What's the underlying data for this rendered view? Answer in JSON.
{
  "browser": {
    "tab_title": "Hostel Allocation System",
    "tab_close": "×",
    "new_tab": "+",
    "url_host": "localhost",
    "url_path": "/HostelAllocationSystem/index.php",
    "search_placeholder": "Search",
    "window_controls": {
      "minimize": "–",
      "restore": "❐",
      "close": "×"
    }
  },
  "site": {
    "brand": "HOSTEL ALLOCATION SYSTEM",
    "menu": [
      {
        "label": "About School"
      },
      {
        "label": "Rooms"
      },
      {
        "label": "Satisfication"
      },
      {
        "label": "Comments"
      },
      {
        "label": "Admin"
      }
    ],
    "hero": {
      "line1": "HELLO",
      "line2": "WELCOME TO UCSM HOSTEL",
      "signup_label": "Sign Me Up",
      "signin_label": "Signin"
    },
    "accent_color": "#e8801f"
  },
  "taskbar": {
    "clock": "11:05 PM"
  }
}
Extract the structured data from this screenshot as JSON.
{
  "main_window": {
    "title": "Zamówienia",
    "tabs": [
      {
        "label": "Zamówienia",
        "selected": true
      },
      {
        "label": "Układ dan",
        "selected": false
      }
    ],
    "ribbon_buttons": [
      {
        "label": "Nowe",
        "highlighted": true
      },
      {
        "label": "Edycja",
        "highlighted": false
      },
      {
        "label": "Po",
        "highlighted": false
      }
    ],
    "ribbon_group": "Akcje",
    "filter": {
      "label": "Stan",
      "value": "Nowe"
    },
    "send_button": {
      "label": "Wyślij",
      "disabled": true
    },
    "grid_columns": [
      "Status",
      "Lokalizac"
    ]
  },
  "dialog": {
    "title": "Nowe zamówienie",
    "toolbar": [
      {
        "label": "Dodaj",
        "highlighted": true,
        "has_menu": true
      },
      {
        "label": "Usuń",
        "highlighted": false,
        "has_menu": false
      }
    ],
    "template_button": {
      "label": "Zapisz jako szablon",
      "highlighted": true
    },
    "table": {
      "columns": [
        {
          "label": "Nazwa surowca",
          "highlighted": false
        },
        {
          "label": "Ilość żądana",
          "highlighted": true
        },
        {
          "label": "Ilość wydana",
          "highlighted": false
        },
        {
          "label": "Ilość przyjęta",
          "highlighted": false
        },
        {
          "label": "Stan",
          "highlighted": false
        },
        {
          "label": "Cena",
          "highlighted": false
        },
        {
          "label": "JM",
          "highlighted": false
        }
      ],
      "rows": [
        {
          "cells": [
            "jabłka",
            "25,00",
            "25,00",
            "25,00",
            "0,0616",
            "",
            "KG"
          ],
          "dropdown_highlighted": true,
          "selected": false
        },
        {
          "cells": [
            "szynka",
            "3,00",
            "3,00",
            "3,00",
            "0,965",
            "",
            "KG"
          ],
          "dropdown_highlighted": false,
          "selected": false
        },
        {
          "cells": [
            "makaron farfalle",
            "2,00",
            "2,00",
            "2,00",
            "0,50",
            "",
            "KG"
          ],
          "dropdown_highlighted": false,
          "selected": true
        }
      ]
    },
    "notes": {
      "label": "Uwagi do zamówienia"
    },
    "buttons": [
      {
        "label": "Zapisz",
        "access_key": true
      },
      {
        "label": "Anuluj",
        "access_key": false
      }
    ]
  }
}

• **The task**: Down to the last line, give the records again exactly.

• **Result**:
What's the underlying data for this rendered view? Answer in JSON.
{
  "browser": {
    "tab_title": "Hostel Allocation System",
    "tab_close": "×",
    "new_tab": "+",
    "url_host": "localhost",
    "url_path": "/HostelAllocationSystem/index.php",
    "search_placeholder": "Search",
    "window_controls": {
      "minimize": "–",
      "restore": "❐",
      "close": "×"
    }
  },
  "site": {
    "brand": "HOSTEL ALLOCATION SYSTEM",
    "menu": [
      {
        "label": "About School"
      },
      {
        "label": "Rooms"
      },
      {
        "label": "Satisfication"
      },
      {
        "label": "Comments"
      },
      {
        "label": "Admin"
      }
    ],
    "hero": {
      "line1": "HELLO",
      "line2": "WELCOME TO UCSM HOSTEL",
      "signup_label": "Sign Me Up",
      "signin_label": "Signin"
    },
    "accent_color": "#e8801f"
  },
  "taskbar": {
    "clock": "11:05 PM"
  }
}
Extract the structured data from this screenshot as JSON.
{
  "main_window": {
    "title": "Zamówienia",
    "tabs": [
      {
        "label": "Zamówienia",
        "selected": true
      },
      {
        "label": "Układ dan",
        "selected": false
      }
    ],
    "ribbon_buttons": [
      {
        "label": "Nowe",
        "highlighted": true
      },
      {
        "label": "Edycja",
        "highlighted": false
      },
      {
        "label": "Po",
        "highlighted": false
      }
    ],
    "ribbon_group": "Akcje",
    "filter": {
      "label": "Stan",
      "value": "Nowe"
    },
    "send_button": {
      "label": "Wyślij",
      "disabled": true
    },
    "grid_columns": [
      "Status",
      "Lokalizac"
    ]
  },
  "dialog": {
    "title": "Nowe zamówienie",
    "toolbar": [
      {
        "label": "Dodaj",
        "highlighted": true,
        "has_menu": true
      },
      {
        "label": "Usuń",
        "highlighted": false,
        "has_menu": false
      }
    ],
    "template_button": {
      "label": "Zapisz jako szablon",
      "highlighted": true
    },
    "table": {
      "columns": [
        {
          "label": "Nazwa surowca",
          "highlighted": false
        },
        {
          "label": "Ilość żądana",
          "highlighted": true
        },
        {
          "label": "Ilość wydana",
          "highlighted": false
        },
        {
          "label": "Ilość przyjęta",
          "highlighted": false
        },
        {
          "label": "Stan",
          "highlighted": false
        },
        {
          "label": "Cena",
          "highlighted": false
        },
        {
          "label": "JM",
          "highlighted": false
        }
      ],
      "rows": [
        {
          "cells": [
            "jabłka",
            "25,00",
            "25,00",
            "25,00",
            "0,0616",
            "",
            "KG"
          ],
          "dropdown_highlighted": true,
          "selected": false
        },
        {
          "cells": [
            "szynka",
            "3,00",
            "3,00",
            "3,00",
            "0,965",
            "",
            "KG"
          ],
          "dropdown_highlighted": false,
          "selected": false
        },
        {
          "cells": [
            "makaron farfalle",
            "2,00",
            "2,00",
            "2,00",
            "0,50",
            "",
            "KG"
          ],
          "dropdown_highlighted": false,
          "selected": true
        }
      ]
    },
    "notes": {
      "label": "Uwagi do zamówienia"
    },
    "buttons": [
      {
        "label": "Zapisz",
        "access_key": true
      },
      {
        "label": "Anuluj",
        "access_key": false
      }
    ]
  }
}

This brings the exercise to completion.